There is something extraordinary about this little slice of Britain so far from the motherland. The stories, and tragedy, of the war are very much alive here. As are vast populations of albatross, petrels, elephant seals, fur seals and five different kinds of penguins...
The islands remain a political hot-potato to this day. But they’ve been squabbled over since considerably earlier, with the first recorded sighting all the way back in 1592 by British sea captain John Davis, and possible Spanish sightings far earlier. It’s not all about war and political grandstanding and quaint ‘British’ pubs though.
On your time here you’ll also hear stories about what was once a major port for ships attempting to round the formidable waters of Cape Horn. The wreckage of a British-built clipper, which got into difficulties whilst attempting to round the Cape in 1913 stands testament to this era.
Macaroni or Rockhopper? While for many visitors, in particular those from the UK, the cultural/human aspect of the Falklands will be fascinating, the islands can more than hold their own as a wildlife destination. Perhaps the most famous of the islands’ wildlife, you will see up to five species of penguin here, only one of which are you likely to come across in Antarctica. That’s the Gentoo, which has its largest single population here.
The Magellanic penguin is a rather shy breed, diving into its burrow when disturbed. It is estimated around 100,000 pairs arrive each summer. Macaroni and Rockhopper penguins and their distinctive yellow crests can easily be confused by a casual observer. Macaronis are slightly larger, and their crests tend to be more of a swept-back affair, whereas the Rockhopper favours more of a spiky look. The most striking are the magnificent King penguins, distinguished by the orange colouring on their breasts. In the Falklands there are around 1,000 breeding adults.
Bring your binoculars Of the Falkland’s sea birds, the Black-browed albatross is arguably the most beautiful, known locally as ‘mollymawks’. The Falklands are home to around half a million breeding pairs - around 70% of the world’s population. Less affectionate is the Southern Giant petrel’s sobriquet – ‘Stinker’. Much less numerous than the albatross, the Falklands is nonetheless the most important breeding site in the world, with around 20,000 pairs. Other notable species you’ll likely come across include the an endemic, flightless Falklands Steamer duck, Sooty shearwaters, Cape petrels, Southern fulmars, Peregrine falcons and a host of teals, sandpipers, finches, thrushes and plovers.

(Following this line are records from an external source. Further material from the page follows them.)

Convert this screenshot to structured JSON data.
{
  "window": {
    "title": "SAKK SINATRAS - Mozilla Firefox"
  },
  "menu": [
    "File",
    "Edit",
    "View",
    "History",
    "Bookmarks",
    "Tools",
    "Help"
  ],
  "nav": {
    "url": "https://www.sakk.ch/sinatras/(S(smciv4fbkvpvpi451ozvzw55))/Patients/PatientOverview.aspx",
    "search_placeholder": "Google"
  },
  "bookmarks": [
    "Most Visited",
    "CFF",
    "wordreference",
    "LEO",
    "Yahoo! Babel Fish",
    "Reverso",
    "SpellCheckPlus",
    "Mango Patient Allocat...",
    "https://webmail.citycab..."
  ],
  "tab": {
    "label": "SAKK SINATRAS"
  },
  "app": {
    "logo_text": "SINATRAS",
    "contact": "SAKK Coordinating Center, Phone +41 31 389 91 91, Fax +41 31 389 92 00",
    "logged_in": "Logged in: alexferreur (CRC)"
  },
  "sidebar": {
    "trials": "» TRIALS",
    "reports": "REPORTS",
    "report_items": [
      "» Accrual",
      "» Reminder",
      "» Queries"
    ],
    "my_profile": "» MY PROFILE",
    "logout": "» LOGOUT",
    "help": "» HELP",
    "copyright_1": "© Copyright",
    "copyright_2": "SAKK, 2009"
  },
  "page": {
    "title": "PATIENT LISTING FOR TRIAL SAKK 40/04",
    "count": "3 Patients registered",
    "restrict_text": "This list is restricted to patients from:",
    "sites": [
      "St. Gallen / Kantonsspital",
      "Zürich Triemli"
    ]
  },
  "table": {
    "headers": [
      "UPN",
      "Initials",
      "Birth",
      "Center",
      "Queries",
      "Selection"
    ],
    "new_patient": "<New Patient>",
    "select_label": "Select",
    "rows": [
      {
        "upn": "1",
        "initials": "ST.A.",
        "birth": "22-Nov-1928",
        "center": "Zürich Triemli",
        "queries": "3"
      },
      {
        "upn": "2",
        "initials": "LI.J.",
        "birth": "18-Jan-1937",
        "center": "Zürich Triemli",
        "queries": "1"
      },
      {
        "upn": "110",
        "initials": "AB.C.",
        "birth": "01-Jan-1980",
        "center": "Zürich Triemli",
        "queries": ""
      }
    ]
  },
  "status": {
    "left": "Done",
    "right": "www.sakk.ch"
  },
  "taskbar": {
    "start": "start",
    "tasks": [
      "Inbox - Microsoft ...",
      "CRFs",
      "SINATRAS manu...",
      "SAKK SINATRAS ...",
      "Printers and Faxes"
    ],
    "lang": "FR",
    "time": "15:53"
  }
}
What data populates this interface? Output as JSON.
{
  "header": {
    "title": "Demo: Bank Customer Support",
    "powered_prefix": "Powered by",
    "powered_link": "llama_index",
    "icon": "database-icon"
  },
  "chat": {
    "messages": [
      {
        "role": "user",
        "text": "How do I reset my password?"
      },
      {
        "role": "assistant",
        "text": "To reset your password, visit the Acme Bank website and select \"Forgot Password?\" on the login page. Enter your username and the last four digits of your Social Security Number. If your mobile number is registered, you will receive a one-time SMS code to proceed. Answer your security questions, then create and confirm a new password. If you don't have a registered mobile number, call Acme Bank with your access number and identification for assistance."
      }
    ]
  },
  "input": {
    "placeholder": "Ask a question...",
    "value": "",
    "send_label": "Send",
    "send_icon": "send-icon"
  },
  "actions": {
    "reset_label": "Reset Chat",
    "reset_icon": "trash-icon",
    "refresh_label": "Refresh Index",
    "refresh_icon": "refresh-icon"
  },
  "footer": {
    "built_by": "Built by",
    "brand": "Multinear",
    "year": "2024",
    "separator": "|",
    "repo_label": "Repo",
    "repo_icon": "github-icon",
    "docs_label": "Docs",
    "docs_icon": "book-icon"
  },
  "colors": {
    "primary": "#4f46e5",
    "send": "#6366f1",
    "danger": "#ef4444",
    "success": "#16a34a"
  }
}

In other words, bring your binoculars.
Aquatic action - whales and more Wildlife comes in non-feathery form too. The elephant seals are quite a sight, and quite a sound, to behold. Most prolific are the Falkland fur seals, mostly found in the north west of the islands and the Southern sea lions, which breed throughout the archipelago. Sadly the southern sea lion has suffered massive decreases in numbers in the Falklands (as it has elsewhere), often due to clashing interests with the local fishing industry.
The waters off the Falklands are rich in dolphins and whales, with several species offering a good chance of sightings. Most common are the inquisitive Peale’s dolphins, seen in groups of up to 15. Commerson’s dolphins prefer waters close to shore, such as bays and harbours. On the whale front, the most likely sightings will be of pilot whales. If you’re lucky, you might see Fin, Sei, Minke, Sperm, Southern Right and Humpbacks. The orca is perhaps the biggest draw of all the marine mammals, and chances of sightings are excellent in the austral summer.
How to visit the Falkland Islands with Pura Aventura If you’re visiting the archipelago with us, it’s highly likely you’ll be swinging your way out east on a Southern Oceans cruise to the Falkland Islands, South Georgia and Antarctica. That’s not to say we can’t land you there my other means, it’s just the one that we are most asked about. All told it’s around three weeks to complete the loop of a lifetime from the wildlife-rich shores of the Valdés Peninsula in Argentine Patagonia, ending in Ushuaia at the bottom of the continent.
As you’ve probably seen for yourself, there are many tour operators who can ‘sell’ you this cruise. We make no claims to exclusivity. We do hope though that what you have read here gives a little inkling into the personal experiences we’ve been fortunate enough to have here and which we’d love to pass the benefit of onto you. That level of detail extends to making sure we help you find the right ship and itinerary for you.
Should you need more reason to place your trust in us, we’d love to show you what we can do in Patagonia, from whence you’ll sail. We’ve been travelling up and down it, poking around every corner, for the past quarter of a century.
Experience the Falkland Islands with Pura Aventura